All of the pianist’s recordings in his trio with guitar are on this imported two-CD set. Jamal’s style is quite recognizable from the start even though it took a few years of struggle for him to build up his audience. Among the highlights are his versions of several songs that he would rerecord with his drums trio a few years later (including his hit “Poinciana”), quite a few numbers that Miles Davis would add to his repertoire (“The Surrey With The Fringe On Top,” “Will You Still Be Mine,” “A Gal In Calico,” “New Rhumba," “Billy Boy,” “All Of You,” “I Don’t Wanna Be Kissed,” “Old Devil Moon,” and “Autumn Leaves”) plus such gems as “Perfidia,” “Slaughter On 10th Avenue,” and “Pavanne.” The latter, an adaptation of Morton Gould’s classical piece, has a section that briefly includes what would become the melody (and chord change) of Davis’ “So What” which would not be “composed” for another 3½ years.
This perfectly compiled two-CD box set, in addition to all of the recordings that¡ Ahmad Jamal made before he turned 26, has a definitive 24-page booklet about the group written by label head Jordi Pujol. The Fresh Sound set is highly recommended."
—Scott Yanow (October, 2022)
Los Angeles Jazz Scene

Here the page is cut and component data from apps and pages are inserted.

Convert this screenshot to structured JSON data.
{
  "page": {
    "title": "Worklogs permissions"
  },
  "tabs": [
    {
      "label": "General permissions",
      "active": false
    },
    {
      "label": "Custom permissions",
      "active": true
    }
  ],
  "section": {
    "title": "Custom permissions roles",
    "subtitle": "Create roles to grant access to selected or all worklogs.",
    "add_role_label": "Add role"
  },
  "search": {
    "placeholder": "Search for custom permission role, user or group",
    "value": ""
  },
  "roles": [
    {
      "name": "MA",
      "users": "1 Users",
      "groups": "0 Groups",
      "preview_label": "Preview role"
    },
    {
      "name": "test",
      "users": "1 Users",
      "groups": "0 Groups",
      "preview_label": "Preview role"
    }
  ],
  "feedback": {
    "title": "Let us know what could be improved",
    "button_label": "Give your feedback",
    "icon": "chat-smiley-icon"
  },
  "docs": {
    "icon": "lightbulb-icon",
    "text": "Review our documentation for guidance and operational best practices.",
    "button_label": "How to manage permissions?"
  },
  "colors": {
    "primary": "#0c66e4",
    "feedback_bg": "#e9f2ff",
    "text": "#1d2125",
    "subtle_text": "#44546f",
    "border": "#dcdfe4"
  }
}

"If there is one musician that had an impact on Miles Davis’ sparse and unique sound, it has to be pianist Ahmad Jamal, who is not only still with us, but still releasing fantastic albums of his still unique sound. This essential two disc set of 37 songs has him with his earliest trios, of Ray Crawford/g and Eddie Calhoun-Israel Crosby-Richard Davis-Israel Crosby/b. And, during a time when most pianists were torrid boppers, Jamal played as if he were paying union dues for each quarter notes, letting space create its own sound, and thereby being an inspiration for the famed trumpeter, who took the idea for his own brand of music, stealing a few songs along the way.
Jamal’s fingers dance on a sublime “Surrey With The Fringe On Top”, are joyful on “Billy Boy” sly and coy for “A Gal In Calico” and resonant on “Ahmad’s Blues”, all songs that Davis eventually recorded in a similar vein just a few years later.
With Crosby on bass, Jamal hits a new plateau, performing his own “New Rhumba” with sleek exotic textures, deep in sepia tones for “Darn the Dream” and “Spring Is Here” and impressionistic on “Pavane”. His first rendition of the classic “Poinciana” is here, and still works without the relentless ride cymbal of the more famous rendition, while an allegiance to Duke Ellington is revealed on covers of “Black Beauty” and “Just Squeeze Me”. Also included is a nice booklet giving you background information on Jamal and these sessions, and it’s quite informative.
There are many theories as to why Jamal’s style has never been taken up by other pianists. It could be similar to the famous quote GK Chesterton said about religion, “It’s not that Christianity has been tried and found wanting; it’s that it was found difficult and not tried”. At least try it on your ears for a balm from Gilead."
—George W. Harris (August 22, 2022)